by John McCarthy
You taught me how hands could be laid, how they could touch
a head and heal, but all of those hands eventually fell limp
like a field bent by threshing or a lit match dropped in water. Once,
we used to dance in The Corner Tavern’s neon light
where the pickup exhaust wafted inside like harvest dust.
Life in the Midwest is like one long goodbye because it is the same
every day, and I didn’t realize you had left until there was nothing
but hard work and long days ending with the wind’s silent dirge
that sounds like trying not to die but always dies in smaller ways—
screen doors that slam closed but don’t shut all the way
because the house has settled and the roof is warping from the sky
boiling over with thunder and rain. I wake up now to the flashing
falling from the gutters and the water dripping through the holes
in the ceiling. All I do is recall your voice like a prayer thrashing
my skull that mines the night begging our fathers our fathers
our fathers in prayer, but they are off begging other women
in other towns. This town is not the memory I want, but I know
how sadness works. It’s like a kettle-bottom collapsing onto
the details of every thought. I shouldn’t have, but I stayed in town
to try and keep what I love alive, but no that never works. We were
a long time ago and a long time ago is too hard to get back.
The last time we talked you said, We will end up like our mothers—
waiting for nothing. Then you didn’t come back. No. Not ever.

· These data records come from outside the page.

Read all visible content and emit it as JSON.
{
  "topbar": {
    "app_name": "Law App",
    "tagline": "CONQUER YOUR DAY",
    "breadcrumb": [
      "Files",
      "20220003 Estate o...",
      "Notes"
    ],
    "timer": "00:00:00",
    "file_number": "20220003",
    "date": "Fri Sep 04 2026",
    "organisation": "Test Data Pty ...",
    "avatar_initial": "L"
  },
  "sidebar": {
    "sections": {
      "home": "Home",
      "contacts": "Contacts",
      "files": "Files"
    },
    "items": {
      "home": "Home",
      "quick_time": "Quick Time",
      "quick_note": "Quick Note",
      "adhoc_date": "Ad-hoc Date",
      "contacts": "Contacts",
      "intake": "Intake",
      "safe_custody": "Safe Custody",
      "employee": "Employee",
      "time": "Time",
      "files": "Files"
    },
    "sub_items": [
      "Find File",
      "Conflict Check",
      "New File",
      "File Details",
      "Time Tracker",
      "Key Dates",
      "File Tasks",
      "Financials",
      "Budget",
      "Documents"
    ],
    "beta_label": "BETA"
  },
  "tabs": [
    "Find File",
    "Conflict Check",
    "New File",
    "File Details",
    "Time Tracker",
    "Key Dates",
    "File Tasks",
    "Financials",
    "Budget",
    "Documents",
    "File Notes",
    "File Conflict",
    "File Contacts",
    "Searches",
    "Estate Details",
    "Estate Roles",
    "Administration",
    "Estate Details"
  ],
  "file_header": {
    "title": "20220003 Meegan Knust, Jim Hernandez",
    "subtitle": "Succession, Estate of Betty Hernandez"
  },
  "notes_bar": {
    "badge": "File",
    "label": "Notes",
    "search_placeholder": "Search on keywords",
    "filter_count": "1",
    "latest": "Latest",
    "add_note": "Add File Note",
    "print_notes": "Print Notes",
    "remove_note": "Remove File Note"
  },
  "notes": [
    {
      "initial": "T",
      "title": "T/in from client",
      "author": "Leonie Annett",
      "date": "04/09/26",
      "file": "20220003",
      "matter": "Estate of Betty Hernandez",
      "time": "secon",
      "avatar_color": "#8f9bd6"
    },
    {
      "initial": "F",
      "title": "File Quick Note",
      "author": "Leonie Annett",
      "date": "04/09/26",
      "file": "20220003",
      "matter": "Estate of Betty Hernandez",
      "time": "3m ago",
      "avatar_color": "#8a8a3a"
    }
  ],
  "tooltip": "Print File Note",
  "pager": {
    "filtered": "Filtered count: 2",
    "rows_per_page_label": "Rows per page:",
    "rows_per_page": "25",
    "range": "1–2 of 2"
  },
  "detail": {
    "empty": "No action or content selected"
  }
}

John McCarthy is the author of Scared Violent Like Horses (Milkweed Editions, 2019), which won the Jake Adam York Prize; and Ghost Country (Midwestern Gothic Press, 2016), named a Best Poetry Book of 2016 by The Chicago Review of Books. His work has appeared in Best New Poets 2015, Hayden’s Ferry Re- view, Passages North, Sycamore Review, and Zone 3. He lives in Illinois.